Downtime: Workers forced to settle for fewer hours

By Ross Eisenbrey with research assistance by Kathryn Edwards

The number of involuntary part-time workers has nearly doubled just in the past year, mostly driven by full-time workers accepting cutbacks in hours.

Involuntary part-time workers, 2006-08

In December, an additional 715,000 workers were classified as “involuntary part time” — either their full-time job was reduced below 35 hours a week or they had to settle for a part-time job because they couldn’t find a full-time one. That brings the total number of involuntary part-time workers to over 8 million. According to the Bureau of Labor Statistics, of the two types of involuntary part-timers almost 90% of the increase during the past year was the result of employers reducing worker hours, a clear indication of the economy’s rapid deterioration. If these workers see their hours restored, it will be a sign of the economy’s recovery.

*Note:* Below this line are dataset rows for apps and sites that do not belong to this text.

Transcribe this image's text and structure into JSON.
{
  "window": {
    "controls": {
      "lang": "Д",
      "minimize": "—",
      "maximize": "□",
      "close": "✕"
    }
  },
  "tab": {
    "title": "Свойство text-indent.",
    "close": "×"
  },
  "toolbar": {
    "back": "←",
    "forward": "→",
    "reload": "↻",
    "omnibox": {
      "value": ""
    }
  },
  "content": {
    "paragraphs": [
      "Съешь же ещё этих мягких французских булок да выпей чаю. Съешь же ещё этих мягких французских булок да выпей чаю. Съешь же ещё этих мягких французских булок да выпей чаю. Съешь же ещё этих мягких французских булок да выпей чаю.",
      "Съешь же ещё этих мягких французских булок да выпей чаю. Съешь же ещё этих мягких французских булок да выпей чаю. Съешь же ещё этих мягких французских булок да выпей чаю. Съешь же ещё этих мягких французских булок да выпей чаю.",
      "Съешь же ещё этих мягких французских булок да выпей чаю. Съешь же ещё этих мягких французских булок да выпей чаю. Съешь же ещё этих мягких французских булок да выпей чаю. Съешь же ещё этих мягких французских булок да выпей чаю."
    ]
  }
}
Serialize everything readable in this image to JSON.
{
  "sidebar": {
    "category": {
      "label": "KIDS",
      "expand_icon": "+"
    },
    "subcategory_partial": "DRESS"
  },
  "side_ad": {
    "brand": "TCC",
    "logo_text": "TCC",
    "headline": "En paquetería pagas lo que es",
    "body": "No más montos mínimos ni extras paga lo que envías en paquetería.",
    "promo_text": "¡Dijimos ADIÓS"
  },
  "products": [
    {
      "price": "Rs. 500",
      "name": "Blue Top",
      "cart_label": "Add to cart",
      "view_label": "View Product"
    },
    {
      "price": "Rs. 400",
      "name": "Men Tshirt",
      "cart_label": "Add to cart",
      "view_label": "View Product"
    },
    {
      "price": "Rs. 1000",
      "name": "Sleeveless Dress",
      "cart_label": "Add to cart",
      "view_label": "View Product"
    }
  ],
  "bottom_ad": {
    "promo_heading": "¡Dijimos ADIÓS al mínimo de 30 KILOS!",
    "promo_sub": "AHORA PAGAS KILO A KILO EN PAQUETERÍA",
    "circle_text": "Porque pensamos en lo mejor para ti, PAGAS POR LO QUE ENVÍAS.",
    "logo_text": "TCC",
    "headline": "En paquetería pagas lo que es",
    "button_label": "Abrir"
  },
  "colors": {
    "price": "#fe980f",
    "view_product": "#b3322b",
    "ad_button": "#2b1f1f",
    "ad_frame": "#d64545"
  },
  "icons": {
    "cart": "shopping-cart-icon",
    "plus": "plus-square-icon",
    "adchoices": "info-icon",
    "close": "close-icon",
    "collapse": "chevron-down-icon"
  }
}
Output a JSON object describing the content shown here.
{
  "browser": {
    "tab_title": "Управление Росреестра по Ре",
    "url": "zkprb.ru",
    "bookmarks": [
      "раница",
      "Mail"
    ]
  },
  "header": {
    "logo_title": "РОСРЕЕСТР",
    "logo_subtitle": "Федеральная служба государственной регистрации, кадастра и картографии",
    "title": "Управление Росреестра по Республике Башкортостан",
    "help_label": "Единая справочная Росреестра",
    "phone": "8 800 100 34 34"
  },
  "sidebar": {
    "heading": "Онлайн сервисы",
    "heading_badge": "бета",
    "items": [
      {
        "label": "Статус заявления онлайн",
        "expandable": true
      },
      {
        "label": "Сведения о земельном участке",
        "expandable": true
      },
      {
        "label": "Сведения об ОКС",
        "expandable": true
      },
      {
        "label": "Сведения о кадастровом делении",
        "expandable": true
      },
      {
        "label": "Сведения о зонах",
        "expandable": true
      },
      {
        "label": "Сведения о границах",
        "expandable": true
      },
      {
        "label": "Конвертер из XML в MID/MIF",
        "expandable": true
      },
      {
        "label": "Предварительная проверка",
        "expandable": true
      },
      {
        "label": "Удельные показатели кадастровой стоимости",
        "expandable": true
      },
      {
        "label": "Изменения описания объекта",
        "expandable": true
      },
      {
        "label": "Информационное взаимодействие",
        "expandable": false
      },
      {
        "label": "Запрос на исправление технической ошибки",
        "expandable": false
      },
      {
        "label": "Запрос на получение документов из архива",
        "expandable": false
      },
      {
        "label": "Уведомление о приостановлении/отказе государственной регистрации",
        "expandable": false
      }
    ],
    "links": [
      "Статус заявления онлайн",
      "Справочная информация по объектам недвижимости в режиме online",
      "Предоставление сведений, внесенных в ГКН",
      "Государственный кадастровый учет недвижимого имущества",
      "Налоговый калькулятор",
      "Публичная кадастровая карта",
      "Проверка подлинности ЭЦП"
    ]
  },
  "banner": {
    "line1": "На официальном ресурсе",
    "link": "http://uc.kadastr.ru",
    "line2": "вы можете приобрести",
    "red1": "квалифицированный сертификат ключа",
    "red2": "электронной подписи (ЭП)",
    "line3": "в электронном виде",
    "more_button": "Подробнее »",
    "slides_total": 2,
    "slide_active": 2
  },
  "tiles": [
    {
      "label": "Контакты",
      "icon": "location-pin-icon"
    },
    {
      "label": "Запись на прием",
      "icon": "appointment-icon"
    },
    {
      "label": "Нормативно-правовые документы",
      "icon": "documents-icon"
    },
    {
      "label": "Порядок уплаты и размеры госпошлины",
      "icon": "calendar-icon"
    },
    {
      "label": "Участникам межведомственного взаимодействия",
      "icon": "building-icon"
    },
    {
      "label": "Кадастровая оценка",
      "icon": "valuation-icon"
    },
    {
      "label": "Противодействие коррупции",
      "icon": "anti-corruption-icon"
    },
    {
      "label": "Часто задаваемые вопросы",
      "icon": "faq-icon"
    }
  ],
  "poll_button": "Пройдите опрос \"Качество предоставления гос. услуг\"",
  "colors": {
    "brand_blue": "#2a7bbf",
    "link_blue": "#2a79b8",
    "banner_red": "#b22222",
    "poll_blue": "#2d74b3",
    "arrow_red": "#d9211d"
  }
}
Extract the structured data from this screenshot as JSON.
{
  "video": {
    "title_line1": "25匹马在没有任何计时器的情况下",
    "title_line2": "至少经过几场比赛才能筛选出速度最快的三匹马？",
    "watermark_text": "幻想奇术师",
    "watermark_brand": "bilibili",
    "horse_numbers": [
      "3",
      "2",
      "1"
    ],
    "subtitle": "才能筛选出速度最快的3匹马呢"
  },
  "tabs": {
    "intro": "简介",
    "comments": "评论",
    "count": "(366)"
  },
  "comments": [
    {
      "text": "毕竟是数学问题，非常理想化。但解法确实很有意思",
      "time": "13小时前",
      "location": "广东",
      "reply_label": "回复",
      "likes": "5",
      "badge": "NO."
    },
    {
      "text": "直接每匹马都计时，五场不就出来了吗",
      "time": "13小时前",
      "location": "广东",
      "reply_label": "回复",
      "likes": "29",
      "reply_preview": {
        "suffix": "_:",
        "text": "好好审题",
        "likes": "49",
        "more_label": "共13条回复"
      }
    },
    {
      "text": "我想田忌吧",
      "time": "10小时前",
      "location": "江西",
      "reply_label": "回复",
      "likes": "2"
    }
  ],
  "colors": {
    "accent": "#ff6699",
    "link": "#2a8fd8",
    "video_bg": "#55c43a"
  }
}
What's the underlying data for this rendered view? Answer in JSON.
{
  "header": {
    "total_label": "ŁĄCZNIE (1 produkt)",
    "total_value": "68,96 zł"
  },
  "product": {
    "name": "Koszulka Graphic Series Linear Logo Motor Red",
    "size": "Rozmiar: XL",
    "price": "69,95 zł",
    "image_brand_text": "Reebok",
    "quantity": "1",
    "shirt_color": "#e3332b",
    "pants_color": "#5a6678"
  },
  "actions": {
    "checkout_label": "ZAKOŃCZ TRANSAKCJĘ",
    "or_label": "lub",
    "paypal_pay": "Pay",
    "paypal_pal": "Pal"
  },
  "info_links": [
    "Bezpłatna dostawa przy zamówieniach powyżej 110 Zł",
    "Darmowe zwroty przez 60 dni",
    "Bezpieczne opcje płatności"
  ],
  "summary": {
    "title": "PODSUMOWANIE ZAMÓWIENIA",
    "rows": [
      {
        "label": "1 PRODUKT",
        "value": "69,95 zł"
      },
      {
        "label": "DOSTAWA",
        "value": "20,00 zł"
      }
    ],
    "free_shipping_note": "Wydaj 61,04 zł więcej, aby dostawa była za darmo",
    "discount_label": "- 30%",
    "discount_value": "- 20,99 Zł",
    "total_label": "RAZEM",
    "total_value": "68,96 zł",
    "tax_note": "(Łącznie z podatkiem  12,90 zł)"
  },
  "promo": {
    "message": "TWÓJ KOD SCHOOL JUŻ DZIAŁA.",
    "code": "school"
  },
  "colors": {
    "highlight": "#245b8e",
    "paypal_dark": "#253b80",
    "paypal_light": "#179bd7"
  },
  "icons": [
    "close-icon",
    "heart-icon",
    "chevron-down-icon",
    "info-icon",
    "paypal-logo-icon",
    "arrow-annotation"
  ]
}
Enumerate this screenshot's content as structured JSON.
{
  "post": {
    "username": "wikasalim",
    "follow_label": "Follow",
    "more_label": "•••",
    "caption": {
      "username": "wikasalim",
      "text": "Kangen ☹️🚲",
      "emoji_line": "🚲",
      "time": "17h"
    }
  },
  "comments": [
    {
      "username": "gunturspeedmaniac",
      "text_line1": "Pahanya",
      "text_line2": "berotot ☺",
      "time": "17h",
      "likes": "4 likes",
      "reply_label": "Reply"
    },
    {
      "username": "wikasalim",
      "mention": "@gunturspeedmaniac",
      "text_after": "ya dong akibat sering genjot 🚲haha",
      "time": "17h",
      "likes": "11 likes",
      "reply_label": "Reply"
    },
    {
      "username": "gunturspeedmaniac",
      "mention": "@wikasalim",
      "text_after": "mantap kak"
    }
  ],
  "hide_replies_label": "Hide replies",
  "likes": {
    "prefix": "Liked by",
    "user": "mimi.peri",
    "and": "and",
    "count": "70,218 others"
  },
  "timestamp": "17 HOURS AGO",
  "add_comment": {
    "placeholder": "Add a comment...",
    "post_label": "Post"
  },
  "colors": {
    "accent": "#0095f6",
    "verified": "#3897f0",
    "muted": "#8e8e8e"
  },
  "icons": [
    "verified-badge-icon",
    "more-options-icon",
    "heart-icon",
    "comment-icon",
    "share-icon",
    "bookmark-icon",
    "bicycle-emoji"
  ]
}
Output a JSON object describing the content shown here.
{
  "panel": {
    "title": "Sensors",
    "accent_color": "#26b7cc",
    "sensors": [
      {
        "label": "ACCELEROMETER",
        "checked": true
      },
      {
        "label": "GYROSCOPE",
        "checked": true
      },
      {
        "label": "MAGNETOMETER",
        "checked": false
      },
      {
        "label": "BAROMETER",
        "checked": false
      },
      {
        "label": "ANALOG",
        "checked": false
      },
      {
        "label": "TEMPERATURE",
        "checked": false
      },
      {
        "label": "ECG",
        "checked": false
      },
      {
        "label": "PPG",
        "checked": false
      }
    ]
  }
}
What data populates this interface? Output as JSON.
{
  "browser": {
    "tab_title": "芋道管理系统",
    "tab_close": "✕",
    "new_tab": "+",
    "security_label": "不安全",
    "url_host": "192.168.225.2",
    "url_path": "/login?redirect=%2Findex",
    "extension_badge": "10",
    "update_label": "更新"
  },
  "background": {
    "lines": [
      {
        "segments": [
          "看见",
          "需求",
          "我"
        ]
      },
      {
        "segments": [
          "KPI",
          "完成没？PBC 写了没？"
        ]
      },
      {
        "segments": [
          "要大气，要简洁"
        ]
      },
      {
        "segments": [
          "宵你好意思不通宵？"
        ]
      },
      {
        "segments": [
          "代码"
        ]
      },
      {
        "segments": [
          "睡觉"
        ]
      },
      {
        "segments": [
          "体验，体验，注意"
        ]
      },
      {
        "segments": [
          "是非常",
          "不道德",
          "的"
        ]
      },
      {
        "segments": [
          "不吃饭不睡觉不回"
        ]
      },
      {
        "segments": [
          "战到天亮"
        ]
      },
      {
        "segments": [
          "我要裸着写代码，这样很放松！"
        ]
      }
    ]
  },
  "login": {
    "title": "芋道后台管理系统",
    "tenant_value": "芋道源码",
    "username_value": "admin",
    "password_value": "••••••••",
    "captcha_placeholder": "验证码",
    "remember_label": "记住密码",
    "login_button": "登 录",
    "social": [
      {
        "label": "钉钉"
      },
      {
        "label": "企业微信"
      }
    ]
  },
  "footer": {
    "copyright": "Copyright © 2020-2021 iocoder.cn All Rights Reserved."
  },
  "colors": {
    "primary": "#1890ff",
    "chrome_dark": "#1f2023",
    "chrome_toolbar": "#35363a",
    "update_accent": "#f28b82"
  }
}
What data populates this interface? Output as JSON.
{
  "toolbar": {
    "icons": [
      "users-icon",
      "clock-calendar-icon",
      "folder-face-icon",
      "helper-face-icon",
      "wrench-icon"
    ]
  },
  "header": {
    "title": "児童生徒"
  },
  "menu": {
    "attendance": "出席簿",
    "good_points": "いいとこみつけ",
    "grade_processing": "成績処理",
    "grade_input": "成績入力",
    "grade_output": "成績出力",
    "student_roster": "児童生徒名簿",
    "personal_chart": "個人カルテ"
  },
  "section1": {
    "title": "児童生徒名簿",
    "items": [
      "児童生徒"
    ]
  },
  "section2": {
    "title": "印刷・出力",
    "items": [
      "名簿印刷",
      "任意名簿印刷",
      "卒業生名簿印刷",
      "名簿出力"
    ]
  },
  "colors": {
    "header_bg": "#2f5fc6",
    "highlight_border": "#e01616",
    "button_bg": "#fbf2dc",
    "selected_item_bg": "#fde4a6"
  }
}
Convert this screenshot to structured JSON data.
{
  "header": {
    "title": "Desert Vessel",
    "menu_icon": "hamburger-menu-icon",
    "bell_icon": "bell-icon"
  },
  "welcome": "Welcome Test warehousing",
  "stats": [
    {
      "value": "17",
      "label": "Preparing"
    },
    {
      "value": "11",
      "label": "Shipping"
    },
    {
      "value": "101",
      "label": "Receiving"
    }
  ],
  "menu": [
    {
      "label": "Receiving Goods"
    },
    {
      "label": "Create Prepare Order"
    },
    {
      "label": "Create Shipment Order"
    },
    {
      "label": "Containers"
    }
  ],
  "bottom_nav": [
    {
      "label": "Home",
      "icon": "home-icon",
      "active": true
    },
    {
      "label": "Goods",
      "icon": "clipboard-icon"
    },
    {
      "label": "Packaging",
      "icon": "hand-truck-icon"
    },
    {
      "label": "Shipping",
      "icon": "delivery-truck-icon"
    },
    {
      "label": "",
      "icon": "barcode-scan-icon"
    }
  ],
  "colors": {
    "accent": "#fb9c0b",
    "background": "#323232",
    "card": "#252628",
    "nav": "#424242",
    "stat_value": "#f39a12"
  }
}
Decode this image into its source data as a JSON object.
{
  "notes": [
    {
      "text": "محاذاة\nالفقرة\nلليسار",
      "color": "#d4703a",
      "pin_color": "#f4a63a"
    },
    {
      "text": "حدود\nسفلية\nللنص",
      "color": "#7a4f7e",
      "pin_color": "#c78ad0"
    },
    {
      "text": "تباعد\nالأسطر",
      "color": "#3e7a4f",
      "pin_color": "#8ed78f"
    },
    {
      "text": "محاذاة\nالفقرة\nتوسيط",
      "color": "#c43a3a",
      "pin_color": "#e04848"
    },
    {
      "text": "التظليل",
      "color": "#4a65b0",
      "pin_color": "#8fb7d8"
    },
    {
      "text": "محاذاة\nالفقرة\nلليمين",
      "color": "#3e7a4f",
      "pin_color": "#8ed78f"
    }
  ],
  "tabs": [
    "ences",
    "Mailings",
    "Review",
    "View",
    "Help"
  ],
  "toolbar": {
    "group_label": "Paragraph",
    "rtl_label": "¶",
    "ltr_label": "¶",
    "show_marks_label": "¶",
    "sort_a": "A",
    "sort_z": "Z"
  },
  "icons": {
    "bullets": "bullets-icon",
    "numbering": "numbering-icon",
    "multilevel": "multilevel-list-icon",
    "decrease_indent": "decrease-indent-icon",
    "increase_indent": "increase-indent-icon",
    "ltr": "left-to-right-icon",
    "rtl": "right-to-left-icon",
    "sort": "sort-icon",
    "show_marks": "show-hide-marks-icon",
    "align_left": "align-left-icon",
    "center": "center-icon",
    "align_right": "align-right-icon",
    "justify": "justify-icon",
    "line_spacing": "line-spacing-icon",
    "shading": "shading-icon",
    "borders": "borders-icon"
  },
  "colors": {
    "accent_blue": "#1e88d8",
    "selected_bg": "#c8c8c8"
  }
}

See related work on Wages Incomes and Wealth

See more work by Ross Eisenbrey